STOCKHOLM: Swedes are split down the middle on whether to adopt the euro, an opinion poll suggested Tuesday, as observers attribute rising support for the “yes” camp to the global financial crisis.
The poll comes on the heels of another survey in April that also showed an upswing for the pro-euro side.
Tuesday’s poll, conducted by Statistics Sweden (SCB) from April 28 to June 1 and which questioned 6,506 people, showed that 43 percent were opposed to adopting the euro, 42 percent were in favour and 15 percent were undecided.
That can be compared to a year ago when 52 percent said they were against and 35 percent were in favour.
“Swedes stream to the safe arms of the euro,” a member of the small pro-euro Liberal Party, Carl B. Hamilton, wrote in a comment.
The Swedish currency, the krona, has lost a quarter of its value against the euro since September 1, and the economy shrank by a record 6.5 percent in the first quarter of 2009 compared to a year earlier, the worst drop since records began in 1970, according to statistics.
“Sweden has registered weaker growth than the eurozone since the crisis started,” Cecilia Skingsley, chief analyst at Swedish bank Swedbank told news agency TT.
“Households are noticing that clothes and petrol and trips abroad have become more expensive.
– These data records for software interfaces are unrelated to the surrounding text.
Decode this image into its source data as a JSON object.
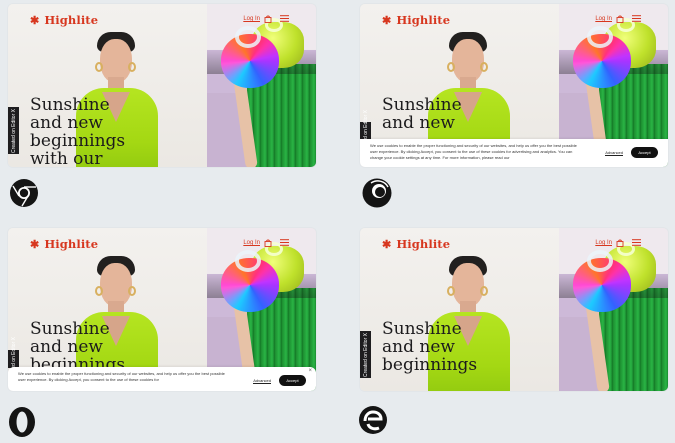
{
  "cards": [
    {
      "brand": "Highlite",
      "login": "Log In",
      "headline": "Sunshine\nand new\nbeginnings\nwith our",
      "badge": "Created on Editor X",
      "cookie": null
    },
    {
      "brand": "Highlite",
      "login": "Log In",
      "headline": "Sunshine\nand new",
      "badge": "Created on Editor X",
      "cookie": {
        "text": "We use cookies to enable the proper functioning and security of our websites, and help us offer you the best possible user experience. By clicking Accept, you consent to the use of these cookies for advertising and analytics. You can change your cookie settings at any time. For more information, please read our",
        "advanced": "Advanced",
        "accept": "Accept"
      }
    },
    {
      "brand": "Highlite",
      "login": "Log In",
      "headline": "Sunshine\nand new\nbeginnings",
      "badge": "Created on Editor X",
      "cookie": {
        "text": "We use cookies to enable the proper functioning and security of our websites, and help us offer you the best possible user experience. By clicking Accept, you consent to the use of these cookies for",
        "advanced": "Advanced",
        "accept": "Accept"
      }
    },
    {
      "brand": "Highlite",
      "login": "Log In",
      "headline": "Sunshine\nand new\nbeginnings",
      "badge": "Created on Editor X",
      "cookie": null
    }
  ],
  "browsers": [
    {
      "icon": "chrome-icon"
    },
    {
      "icon": "firefox-icon"
    },
    {
      "icon": "opera-icon"
    },
    {
      "icon": "edge-icon"
    }
  ],
  "colors": {
    "brand": "#d7371f",
    "background": "#e7ebee",
    "jacket": "#a4d813"
  }
}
That may subside a bit but so far it hasn’t really helped to have our own currency,” she said.
Sweden, a country of about nine million inhabitants, has been a European Union member since 1995, but rejected joining the eurozone in a referendum in September 2003.
Prime Minister Fredrik Reinfeldt has ruled out a new euro referendum under his centre-right government’s mandate that expires in September 2010 but has suggested the issue could be discussed after that.
Several junior parties in Reinfeldt’s four-party coalition have said they are in favour of a new plebiscite during the next four-year term.
With just over a year until the next general election, the opposition left-wing alliance on Tuesday said it ruled out any new referendum during the next parliamentary term.
“It is not on the agenda to hold a referendum on adopting the euro during 2010-2014,” the leaders of the Social Democrats, Greens and Left parties wrote